▶ Supplied data:
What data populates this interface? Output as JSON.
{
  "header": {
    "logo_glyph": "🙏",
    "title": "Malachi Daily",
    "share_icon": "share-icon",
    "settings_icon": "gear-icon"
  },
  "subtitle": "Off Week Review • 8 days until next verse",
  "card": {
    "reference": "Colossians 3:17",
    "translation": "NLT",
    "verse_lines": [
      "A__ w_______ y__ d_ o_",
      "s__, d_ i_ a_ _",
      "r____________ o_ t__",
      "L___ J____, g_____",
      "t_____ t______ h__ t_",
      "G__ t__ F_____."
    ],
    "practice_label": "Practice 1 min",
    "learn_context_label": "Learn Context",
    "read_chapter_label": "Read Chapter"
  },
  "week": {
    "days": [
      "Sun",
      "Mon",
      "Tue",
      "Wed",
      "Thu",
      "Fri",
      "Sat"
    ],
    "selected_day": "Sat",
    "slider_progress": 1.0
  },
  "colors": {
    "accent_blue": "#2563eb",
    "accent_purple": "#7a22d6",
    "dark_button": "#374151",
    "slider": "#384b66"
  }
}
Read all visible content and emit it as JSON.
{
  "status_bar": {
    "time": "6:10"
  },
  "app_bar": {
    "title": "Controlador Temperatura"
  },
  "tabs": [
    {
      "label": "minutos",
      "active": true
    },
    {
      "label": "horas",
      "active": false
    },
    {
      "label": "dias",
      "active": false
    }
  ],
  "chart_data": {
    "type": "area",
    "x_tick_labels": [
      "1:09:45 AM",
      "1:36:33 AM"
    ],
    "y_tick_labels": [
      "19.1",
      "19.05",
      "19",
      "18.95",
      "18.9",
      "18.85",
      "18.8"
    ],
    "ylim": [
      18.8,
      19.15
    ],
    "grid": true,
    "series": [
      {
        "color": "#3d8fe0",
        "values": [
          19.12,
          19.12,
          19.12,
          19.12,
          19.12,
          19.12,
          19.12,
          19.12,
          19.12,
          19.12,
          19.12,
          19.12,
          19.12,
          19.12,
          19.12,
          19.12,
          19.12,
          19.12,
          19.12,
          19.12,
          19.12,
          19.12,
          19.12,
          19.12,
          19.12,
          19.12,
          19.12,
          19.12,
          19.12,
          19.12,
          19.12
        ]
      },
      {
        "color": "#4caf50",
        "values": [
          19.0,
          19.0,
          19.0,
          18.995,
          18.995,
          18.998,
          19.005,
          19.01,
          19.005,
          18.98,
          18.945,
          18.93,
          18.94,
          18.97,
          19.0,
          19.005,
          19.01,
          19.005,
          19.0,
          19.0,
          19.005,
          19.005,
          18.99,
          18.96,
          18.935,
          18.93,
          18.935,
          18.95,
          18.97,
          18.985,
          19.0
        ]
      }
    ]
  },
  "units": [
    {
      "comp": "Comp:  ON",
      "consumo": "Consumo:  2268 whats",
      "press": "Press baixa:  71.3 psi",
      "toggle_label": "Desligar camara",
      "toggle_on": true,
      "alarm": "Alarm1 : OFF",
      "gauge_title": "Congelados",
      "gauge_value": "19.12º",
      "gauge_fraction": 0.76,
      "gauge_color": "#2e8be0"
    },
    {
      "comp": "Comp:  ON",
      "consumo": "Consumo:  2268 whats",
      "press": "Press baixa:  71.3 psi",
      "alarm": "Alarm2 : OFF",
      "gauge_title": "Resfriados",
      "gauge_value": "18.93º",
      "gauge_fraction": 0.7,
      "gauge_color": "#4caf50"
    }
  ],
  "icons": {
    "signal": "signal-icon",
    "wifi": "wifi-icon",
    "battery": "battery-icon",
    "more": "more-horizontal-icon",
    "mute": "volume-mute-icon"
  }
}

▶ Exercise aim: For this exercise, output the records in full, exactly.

▶ Response to this task:
What data populates this interface? Output as JSON.
{
  "header": {
    "logo_glyph": "🙏",
    "title": "Malachi Daily",
    "share_icon": "share-icon",
    "settings_icon": "gear-icon"
  },
  "subtitle": "Off Week Review • 8 days until next verse",
  "card": {
    "reference": "Colossians 3:17",
    "translation": "NLT",
    "verse_lines": [
      "A__ w_______ y__ d_ o_",
      "s__, d_ i_ a_ _",
      "r____________ o_ t__",
      "L___ J____, g_____",
      "t_____ t______ h__ t_",
      "G__ t__ F_____."
    ],
    "practice_label": "Practice 1 min",
    "learn_context_label": "Learn Context",
    "read_chapter_label": "Read Chapter"
  },
  "week": {
    "days": [
      "Sun",
      "Mon",
      "Tue",
      "Wed",
      "Thu",
      "Fri",
      "Sat"
    ],
    "selected_day": "Sat",
    "slider_progress": 1.0
  },
  "colors": {
    "accent_blue": "#2563eb",
    "accent_purple": "#7a22d6",
    "dark_button": "#374151",
    "slider": "#384b66"
  }
}
Read all visible content and emit it as JSON.
{
  "status_bar": {
    "time": "6:10"
  },
  "app_bar": {
    "title": "Controlador Temperatura"
  },
  "tabs": [
    {
      "label": "minutos",
      "active": true
    },
    {
      "label": "horas",
      "active": false
    },
    {
      "label": "dias",
      "active": false
    }
  ],
  "chart_data": {
    "type": "area",
    "x_tick_labels": [
      "1:09:45 AM",
      "1:36:33 AM"
    ],
    "y_tick_labels": [
      "19.1",
      "19.05",
      "19",
      "18.95",
      "18.9",
      "18.85",
      "18.8"
    ],
    "ylim": [
      18.8,
      19.15
    ],
    "grid": true,
    "series": [
      {
        "color": "#3d8fe0",
        "values": [
          19.12,
          19.12,
          19.12,
          19.12,
          19.12,
          19.12,
          19.12,
          19.12,
          19.12,
          19.12,
          19.12,
          19.12,
          19.12,
          19.12,
          19.12,
          19.12,
          19.12,
          19.12,
          19.12,
          19.12,
          19.12,
          19.12,
          19.12,
          19.12,
          19.12,
          19.12,
          19.12,
          19.12,
          19.12,
          19.12,
          19.12
        ]
      },
      {
        "color": "#4caf50",
        "values": [
          19.0,
          19.0,
          19.0,
          18.995,
          18.995,
          18.998,
          19.005,
          19.01,
          19.005,
          18.98,
          18.945,
          18.93,
          18.94,
          18.97,
          19.0,
          19.005,
          19.01,
          19.005,
          19.0,
          19.0,
          19.005,
          19.005,
          18.99,
          18.96,
          18.935,
          18.93,
          18.935,
          18.95,
          18.97,
          18.985,
          19.0
        ]
      }
    ]
  },
  "units": [
    {
      "comp": "Comp:  ON",
      "consumo": "Consumo:  2268 whats",
      "press": "Press baixa:  71.3 psi",
      "toggle_label": "Desligar camara",
      "toggle_on": true,
      "alarm": "Alarm1 : OFF",
      "gauge_title": "Congelados",
      "gauge_value": "19.12º",
      "gauge_fraction": 0.76,
      "gauge_color": "#2e8be0"
    },
    {
      "comp": "Comp:  ON",
      "consumo": "Consumo:  2268 whats",
      "press": "Press baixa:  71.3 psi",
      "alarm": "Alarm2 : OFF",
      "gauge_title": "Resfriados",
      "gauge_value": "18.93º",
      "gauge_fraction": 0.7,
      "gauge_color": "#4caf50"
    }
  ],
  "icons": {
    "signal": "signal-icon",
    "wifi": "wifi-icon",
    "battery": "battery-icon",
    "more": "more-horizontal-icon",
    "mute": "volume-mute-icon"
  }
}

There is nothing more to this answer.